-- WHAT TO PRODUCE --
Please report how many lines of the following entries hold the word "this", giving the number alone.

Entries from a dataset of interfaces
────────
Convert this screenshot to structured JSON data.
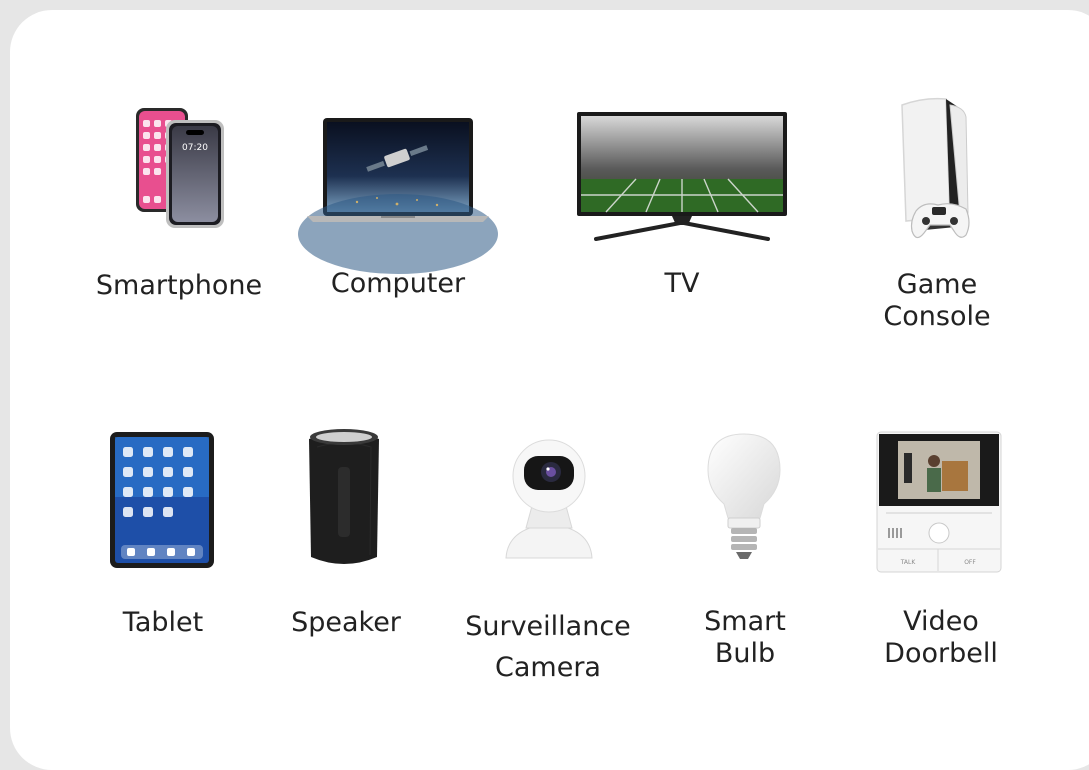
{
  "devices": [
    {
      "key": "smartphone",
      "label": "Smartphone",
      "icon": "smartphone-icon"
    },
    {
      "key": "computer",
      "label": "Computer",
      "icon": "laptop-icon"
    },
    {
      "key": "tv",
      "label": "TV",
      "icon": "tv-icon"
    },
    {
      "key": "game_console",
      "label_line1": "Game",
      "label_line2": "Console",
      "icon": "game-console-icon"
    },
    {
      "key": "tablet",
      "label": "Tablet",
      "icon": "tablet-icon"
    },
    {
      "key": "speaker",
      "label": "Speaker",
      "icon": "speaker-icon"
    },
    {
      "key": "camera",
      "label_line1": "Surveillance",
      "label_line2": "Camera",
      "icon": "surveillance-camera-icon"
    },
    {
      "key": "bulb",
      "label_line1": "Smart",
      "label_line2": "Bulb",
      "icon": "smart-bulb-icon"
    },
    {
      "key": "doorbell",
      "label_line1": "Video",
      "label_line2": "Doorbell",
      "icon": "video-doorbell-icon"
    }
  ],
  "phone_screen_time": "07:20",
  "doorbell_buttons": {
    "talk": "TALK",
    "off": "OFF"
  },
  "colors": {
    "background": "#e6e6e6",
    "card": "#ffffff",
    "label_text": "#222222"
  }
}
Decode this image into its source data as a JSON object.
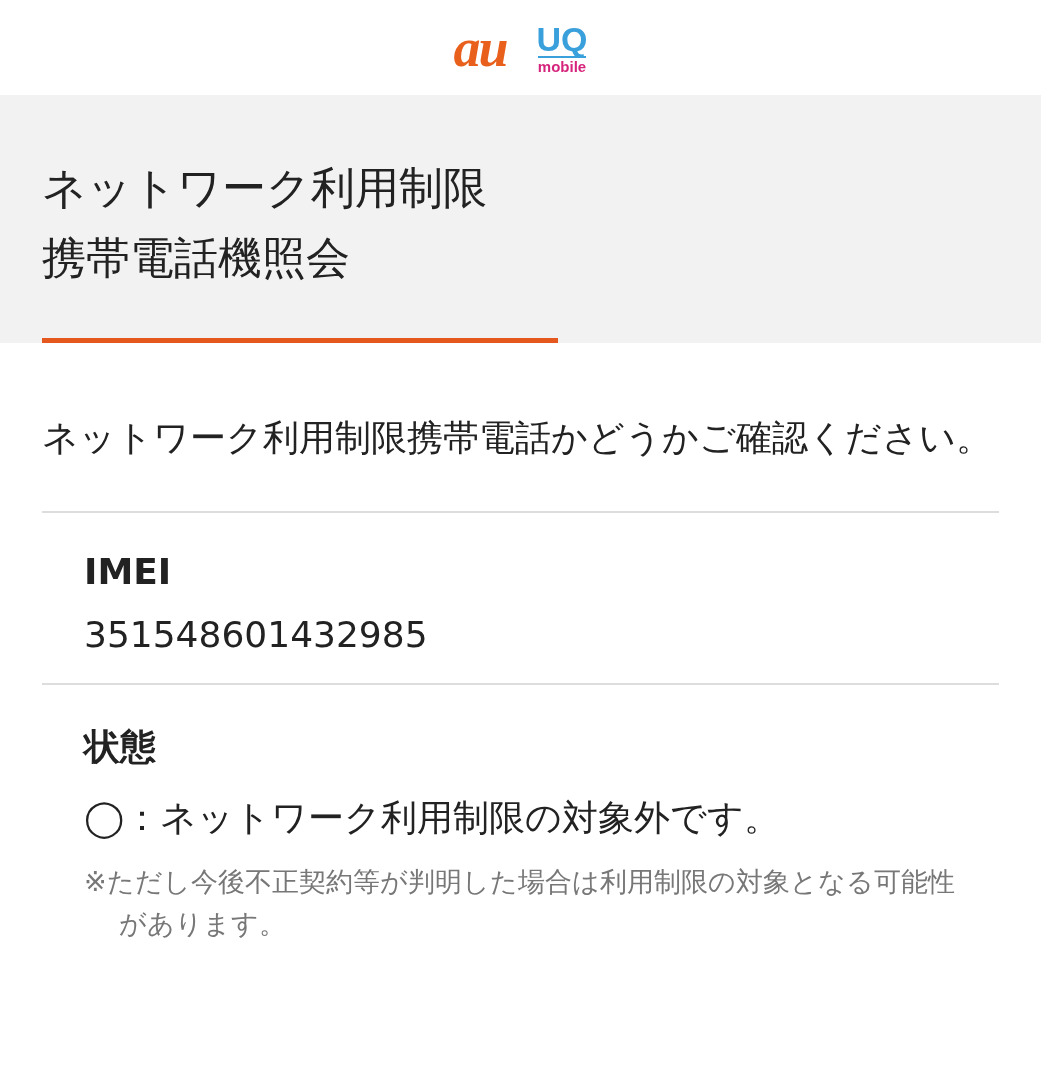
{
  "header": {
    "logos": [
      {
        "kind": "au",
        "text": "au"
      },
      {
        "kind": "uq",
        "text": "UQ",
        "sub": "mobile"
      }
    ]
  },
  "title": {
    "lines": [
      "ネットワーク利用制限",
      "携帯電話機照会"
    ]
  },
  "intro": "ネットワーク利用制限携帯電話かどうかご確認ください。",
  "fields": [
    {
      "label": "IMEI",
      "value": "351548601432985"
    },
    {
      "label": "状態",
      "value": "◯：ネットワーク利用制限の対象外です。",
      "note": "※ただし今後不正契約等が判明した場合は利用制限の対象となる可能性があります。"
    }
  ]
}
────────
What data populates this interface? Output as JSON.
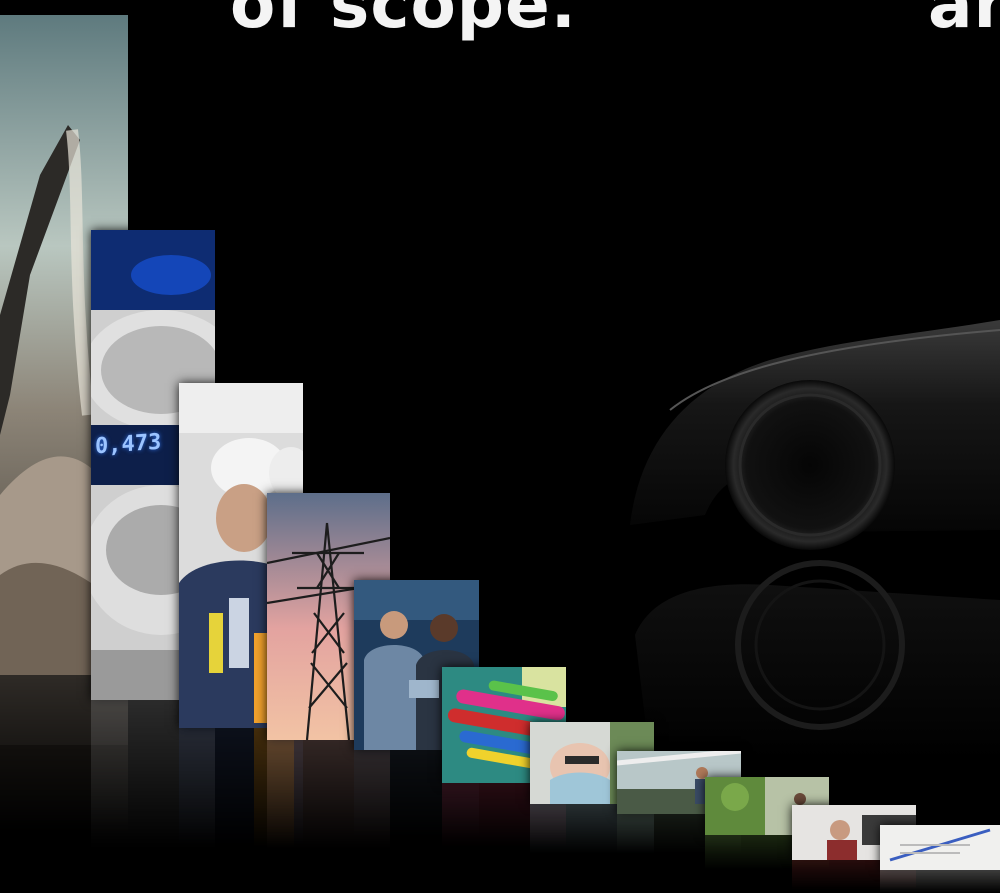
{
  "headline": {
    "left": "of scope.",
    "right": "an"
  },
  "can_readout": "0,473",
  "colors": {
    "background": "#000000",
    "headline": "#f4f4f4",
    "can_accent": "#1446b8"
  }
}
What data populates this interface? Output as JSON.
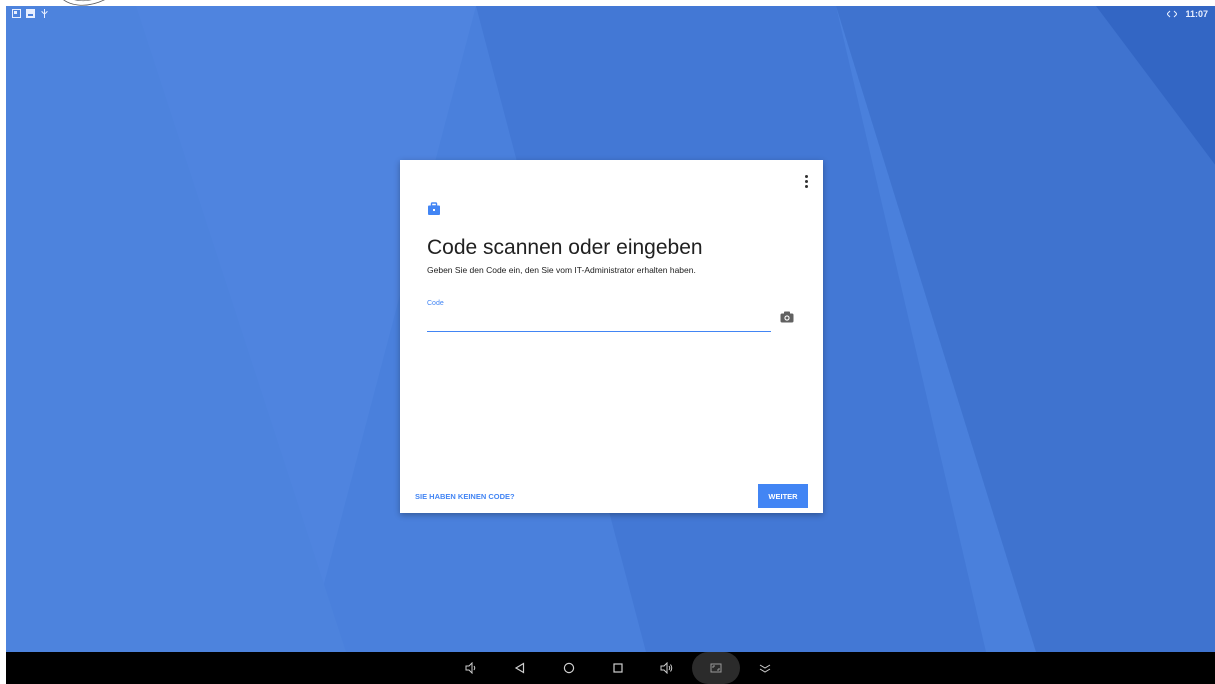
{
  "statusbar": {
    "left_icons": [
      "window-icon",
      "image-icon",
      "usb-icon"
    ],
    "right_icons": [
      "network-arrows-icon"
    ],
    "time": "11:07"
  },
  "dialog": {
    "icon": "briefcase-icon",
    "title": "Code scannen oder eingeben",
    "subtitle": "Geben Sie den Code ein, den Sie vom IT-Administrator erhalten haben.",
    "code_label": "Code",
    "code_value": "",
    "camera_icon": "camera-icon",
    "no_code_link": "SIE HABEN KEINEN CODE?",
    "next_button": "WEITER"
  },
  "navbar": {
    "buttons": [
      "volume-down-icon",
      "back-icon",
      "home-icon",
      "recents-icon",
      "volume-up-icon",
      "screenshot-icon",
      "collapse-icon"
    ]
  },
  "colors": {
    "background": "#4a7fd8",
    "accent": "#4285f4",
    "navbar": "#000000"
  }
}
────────
-- ANSWER FOR THE TASK --
4